A region of the Southeastern United States was given a title of “the stroke belt” by the Centers for Disease Control and Prevention back in the early 1960’s. Researchers with the health agency have noted that many of those same states also have a high incidence of Type 2 diabetes, so they have identified 644 counties in 15 states that are now aptly named “The Diabetes Belt.”
The Diabetes Belt includes counties in portions of Alabama, Arkansas, Florida, Georgia, Kentucky, Louisiana, Mississippi, North Carolina, Ohio, Pennsylvania, South Carolina, Tennessee, Texas, Virginia, and West Virginia.
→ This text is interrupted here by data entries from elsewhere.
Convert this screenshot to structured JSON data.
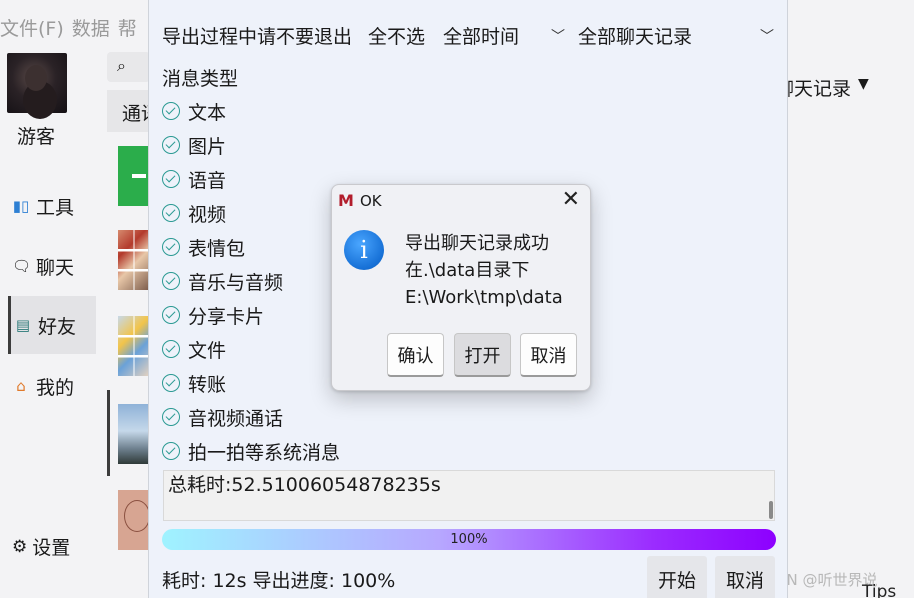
{
  "menubar": {
    "file": "文件(F)",
    "data": "数据",
    "help": "帮"
  },
  "sidebar": {
    "username": "游客",
    "items": [
      {
        "label": "工具",
        "icon": "tools-icon"
      },
      {
        "label": "聊天",
        "icon": "chat-icon"
      },
      {
        "label": "好友",
        "icon": "contacts-icon"
      },
      {
        "label": "我的",
        "icon": "home-icon"
      }
    ],
    "settings_label": "设置"
  },
  "middle": {
    "search_icon": "⌕",
    "tab_label": "通讯录"
  },
  "background_right": {
    "title": "聊天记录",
    "caret": "▼"
  },
  "export_panel": {
    "status_text": "导出过程中请不要退出",
    "deselect_all": "全不选",
    "time_range": "全部时间",
    "record_range": "全部聊天记录",
    "msg_types_title": "消息类型",
    "msg_types": [
      "文本",
      "图片",
      "语音",
      "视频",
      "表情包",
      "音乐与音频",
      "分享卡片",
      "文件",
      "转账",
      "音视频通话",
      "拍一拍等系统消息"
    ],
    "log_text": "总耗时:52.51006054878235s",
    "progress": {
      "value": 100,
      "label": "100%"
    },
    "footer_status": "耗时: 12s 导出进度: 100%",
    "start_button": "开始",
    "cancel_button": "取消"
  },
  "msgbox": {
    "title": "OK",
    "logo": "M",
    "lines": [
      "导出聊天记录成功",
      "在.\\data目录下",
      "E:\\Work\\tmp\\data"
    ],
    "confirm": "确认",
    "open": "打开",
    "cancel": "取消"
  },
  "watermark": "CSDN @听世界说",
  "tips": "Tips",
  "colors": {
    "check": "#2b9a93",
    "info_icon": "#1670d6",
    "progress_start": "#9ff3ff",
    "progress_end": "#8d00ff"
  }
}
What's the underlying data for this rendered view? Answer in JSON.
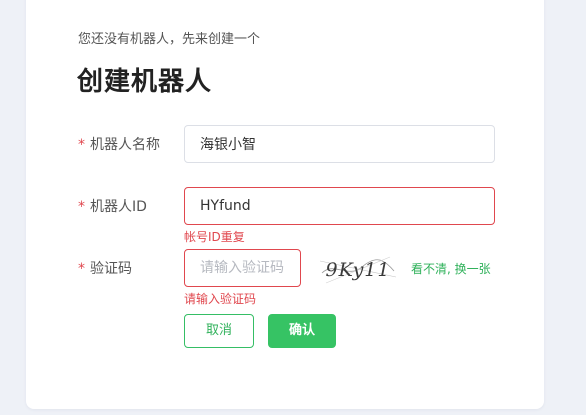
{
  "intro_text": "您还没有机器人，先来创建一个",
  "page_title": "创建机器人",
  "form": {
    "required_mark": "*",
    "name": {
      "label": "机器人名称",
      "value": "海银小智",
      "placeholder": ""
    },
    "robot_id": {
      "label": "机器人ID",
      "value": "HYfund",
      "placeholder": "",
      "error": "帐号ID重复"
    },
    "captcha": {
      "label": "验证码",
      "value": "",
      "placeholder": "请输入验证码",
      "error": "请输入验证码",
      "image_text": "9Ky11",
      "refresh_label": "看不清, 换一张"
    }
  },
  "buttons": {
    "cancel": "取消",
    "confirm": "确认"
  },
  "colors": {
    "accent": "#36c364",
    "error": "#e0474e",
    "background": "#eef1f7"
  }
}
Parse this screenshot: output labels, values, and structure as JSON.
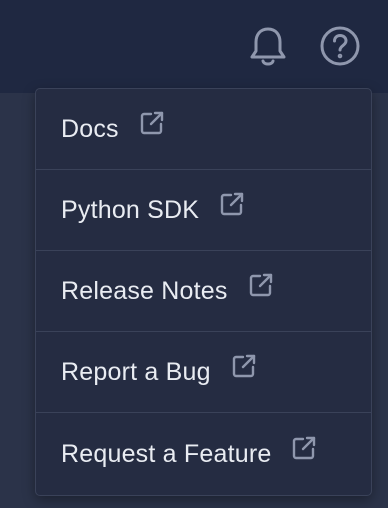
{
  "header": {
    "notifications_icon": "bell-icon",
    "help_icon": "help-circle-icon"
  },
  "colors": {
    "topbar": "#1f2841",
    "menu_bg": "#252c42",
    "menu_border": "#3a4259",
    "text": "#e9ecf2",
    "icon": "#8f97ad"
  },
  "help_menu": {
    "items": [
      {
        "label": "Docs",
        "icon": "external-link-icon"
      },
      {
        "label": "Python SDK",
        "icon": "external-link-icon"
      },
      {
        "label": "Release Notes",
        "icon": "external-link-icon"
      },
      {
        "label": "Report a Bug",
        "icon": "external-link-icon"
      },
      {
        "label": "Request a Feature",
        "icon": "external-link-icon"
      }
    ]
  }
}
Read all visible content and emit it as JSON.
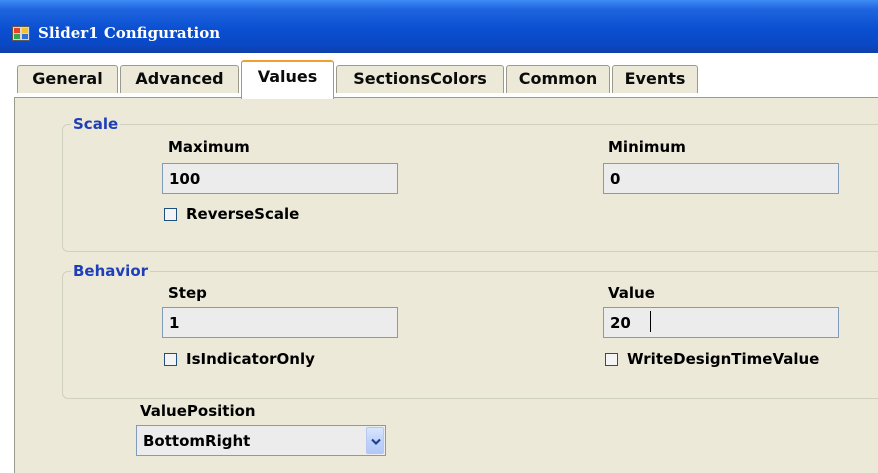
{
  "window": {
    "title": "Slider1 Configuration"
  },
  "tabs": [
    {
      "label": "General",
      "active": false
    },
    {
      "label": "Advanced",
      "active": false
    },
    {
      "label": "Values",
      "active": true
    },
    {
      "label": "SectionsColors",
      "active": false
    },
    {
      "label": "Common",
      "active": false
    },
    {
      "label": "Events",
      "active": false
    }
  ],
  "scale": {
    "legend": "Scale",
    "maximum_label": "Maximum",
    "maximum_value": "100",
    "minimum_label": "Minimum",
    "minimum_value": "0",
    "reverse_scale_label": "ReverseScale",
    "reverse_scale_checked": false
  },
  "behavior": {
    "legend": "Behavior",
    "step_label": "Step",
    "step_value": "1",
    "value_label": "Value",
    "value_value": "20",
    "is_indicator_only_label": "IsIndicatorOnly",
    "is_indicator_only_checked": false,
    "write_design_time_value_label": "WriteDesignTimeValue",
    "write_design_time_value_checked": false
  },
  "value_position": {
    "label": "ValuePosition",
    "selected": "BottomRight"
  },
  "icons": {
    "app": "window-app-icon",
    "dropdown": "chevron-down-icon"
  },
  "colors": {
    "titlebar": "#0a4fd0",
    "panel": "#ece9d8",
    "legend_text": "#1f3fb8",
    "active_tab_accent": "#f0a030"
  }
}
The states that overlap into the Stroke Belt includes Alabama, Arkansas, Georgia, Louisiana, Mississippi, North Carolina, South Carolina, Tennessee, and Virginia.
While York County itself is not included in the “Diabetes Belt”, the surrounding counties of Chester, Lancaster, and Cherokee Counties are. York County has an estimated 8.8% of adults living with diagnosed diabetes as of 2008, according to the Centers for Disease Control and Prevention.
Dark red portions of this county-by-county map show that high rates of diabetes are common in the South and in Appalachia. Researchers hope that a defined diabetes belt will help public health officials target areas for intervention.
Lawrence E. Barker, PhD, Karen A. Kirtland, PhD, Edward W. Gregg, PhD, Linda S. Geiss, MA, and Theodore J. Thompson, MS. Geographic Distribution of Diagnosed Diabetes in the U.S.: A Diabetes Belt. American Journal of Preventive Medicine, Volume 40, Issue 4 (April 2011) DOI: 10.1016/j.amepre.2010.12.019